[Opening Information section]
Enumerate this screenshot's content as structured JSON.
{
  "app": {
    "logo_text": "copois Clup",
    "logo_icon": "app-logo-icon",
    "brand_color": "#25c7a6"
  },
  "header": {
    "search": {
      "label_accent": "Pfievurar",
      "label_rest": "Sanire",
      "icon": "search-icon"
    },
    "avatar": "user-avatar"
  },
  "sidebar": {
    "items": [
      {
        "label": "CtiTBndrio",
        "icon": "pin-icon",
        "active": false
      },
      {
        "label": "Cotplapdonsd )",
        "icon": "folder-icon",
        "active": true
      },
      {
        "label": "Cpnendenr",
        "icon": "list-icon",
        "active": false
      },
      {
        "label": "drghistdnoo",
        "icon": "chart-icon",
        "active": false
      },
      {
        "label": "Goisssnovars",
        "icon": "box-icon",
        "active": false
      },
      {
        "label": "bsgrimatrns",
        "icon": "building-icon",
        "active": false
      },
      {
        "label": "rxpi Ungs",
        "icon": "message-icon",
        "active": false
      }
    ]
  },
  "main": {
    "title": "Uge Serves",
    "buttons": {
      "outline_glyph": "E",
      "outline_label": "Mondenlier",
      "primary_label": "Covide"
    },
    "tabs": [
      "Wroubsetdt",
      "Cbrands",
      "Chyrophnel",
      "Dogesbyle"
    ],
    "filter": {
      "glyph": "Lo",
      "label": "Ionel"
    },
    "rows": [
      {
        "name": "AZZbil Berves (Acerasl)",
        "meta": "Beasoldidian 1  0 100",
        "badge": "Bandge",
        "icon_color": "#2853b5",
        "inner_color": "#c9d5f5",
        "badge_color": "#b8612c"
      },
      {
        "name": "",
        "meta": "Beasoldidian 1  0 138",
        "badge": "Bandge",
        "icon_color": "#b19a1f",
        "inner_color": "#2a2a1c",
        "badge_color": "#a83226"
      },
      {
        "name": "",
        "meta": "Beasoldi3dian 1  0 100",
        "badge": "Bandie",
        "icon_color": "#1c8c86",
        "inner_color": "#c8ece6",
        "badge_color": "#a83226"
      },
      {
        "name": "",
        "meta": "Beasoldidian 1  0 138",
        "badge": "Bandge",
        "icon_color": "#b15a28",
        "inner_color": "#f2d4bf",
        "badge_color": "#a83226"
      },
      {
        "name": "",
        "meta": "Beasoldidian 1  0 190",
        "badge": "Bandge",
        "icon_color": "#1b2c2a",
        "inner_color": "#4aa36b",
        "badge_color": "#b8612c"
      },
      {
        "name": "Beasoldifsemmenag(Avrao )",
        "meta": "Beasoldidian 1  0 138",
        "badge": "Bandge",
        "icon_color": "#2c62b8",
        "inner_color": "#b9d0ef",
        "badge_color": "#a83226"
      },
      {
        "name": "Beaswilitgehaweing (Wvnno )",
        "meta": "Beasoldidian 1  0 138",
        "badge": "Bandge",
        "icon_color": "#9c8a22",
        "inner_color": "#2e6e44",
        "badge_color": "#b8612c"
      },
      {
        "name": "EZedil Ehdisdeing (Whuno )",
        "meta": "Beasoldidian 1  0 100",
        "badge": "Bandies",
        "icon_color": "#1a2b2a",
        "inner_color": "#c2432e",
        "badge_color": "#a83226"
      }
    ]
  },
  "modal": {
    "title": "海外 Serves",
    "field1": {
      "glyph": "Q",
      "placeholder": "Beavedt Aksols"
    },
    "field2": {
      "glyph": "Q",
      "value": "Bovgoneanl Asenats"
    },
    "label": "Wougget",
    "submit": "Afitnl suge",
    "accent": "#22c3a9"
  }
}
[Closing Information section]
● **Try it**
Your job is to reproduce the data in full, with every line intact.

● **Written solution**
Enumerate this screenshot's content as structured JSON.
{
  "app": {
    "logo_text": "copois Clup",
    "logo_icon": "app-logo-icon",
    "brand_color": "#25c7a6"
  },
  "header": {
    "search": {
      "label_accent": "Pfievurar",
      "label_rest": "Sanire",
      "icon": "search-icon"
    },
    "avatar": "user-avatar"
  },
  "sidebar": {
    "items": [
      {
        "label": "CtiTBndrio",
        "icon": "pin-icon",
        "active": false
      },
      {
        "label": "Cotplapdonsd )",
        "icon": "folder-icon",
        "active": true
      },
      {
        "label": "Cpnendenr",
        "icon": "list-icon",
        "active": false
      },
      {
        "label": "drghistdnoo",
        "icon": "chart-icon",
        "active": false
      },
      {
        "label": "Goisssnovars",
        "icon": "box-icon",
        "active": false
      },
      {
        "label": "bsgrimatrns",
        "icon": "building-icon",
        "active": false
      },
      {
        "label": "rxpi Ungs",
        "icon": "message-icon",
        "active": false
      }
    ]
  },
  "main": {
    "title": "Uge Serves",
    "buttons": {
      "outline_glyph": "E",
      "outline_label": "Mondenlier",
      "primary_label": "Covide"
    },
    "tabs": [
      "Wroubsetdt",
      "Cbrands",
      "Chyrophnel",
      "Dogesbyle"
    ],
    "filter": {
      "glyph": "Lo",
      "label": "Ionel"
    },
    "rows": [
      {
        "name": "AZZbil Berves (Acerasl)",
        "meta": "Beasoldidian 1  0 100",
        "badge": "Bandge",
        "icon_color": "#2853b5",
        "inner_color": "#c9d5f5",
        "badge_color": "#b8612c"
      },
      {
        "name": "",
        "meta": "Beasoldidian 1  0 138",
        "badge": "Bandge",
        "icon_color": "#b19a1f",
        "inner_color": "#2a2a1c",
        "badge_color": "#a83226"
      },
      {
        "name": "",
        "meta": "Beasoldi3dian 1  0 100",
        "badge": "Bandie",
        "icon_color": "#1c8c86",
        "inner_color": "#c8ece6",
        "badge_color": "#a83226"
      },
      {
        "name": "",
        "meta": "Beasoldidian 1  0 138",
        "badge": "Bandge",
        "icon_color": "#b15a28",
        "inner_color": "#f2d4bf",
        "badge_color": "#a83226"
      },
      {
        "name": "",
        "meta": "Beasoldidian 1  0 190",
        "badge": "Bandge",
        "icon_color": "#1b2c2a",
        "inner_color": "#4aa36b",
        "badge_color": "#b8612c"
      },
      {
        "name": "Beasoldifsemmenag(Avrao )",
        "meta": "Beasoldidian 1  0 138",
        "badge": "Bandge",
        "icon_color": "#2c62b8",
        "inner_color": "#b9d0ef",
        "badge_color": "#a83226"
      },
      {
        "name": "Beaswilitgehaweing (Wvnno )",
        "meta": "Beasoldidian 1  0 138",
        "badge": "Bandge",
        "icon_color": "#9c8a22",
        "inner_color": "#2e6e44",
        "badge_color": "#b8612c"
      },
      {
        "name": "EZedil Ehdisdeing (Whuno )",
        "meta": "Beasoldidian 1  0 100",
        "badge": "Bandies",
        "icon_color": "#1a2b2a",
        "inner_color": "#c2432e",
        "badge_color": "#a83226"
      }
    ]
  },
  "modal": {
    "title": "海外 Serves",
    "field1": {
      "glyph": "Q",
      "placeholder": "Beavedt Aksols"
    },
    "field2": {
      "glyph": "Q",
      "value": "Bovgoneanl Asenats"
    },
    "label": "Wougget",
    "submit": "Afitnl suge",
    "accent": "#22c3a9"
  }
}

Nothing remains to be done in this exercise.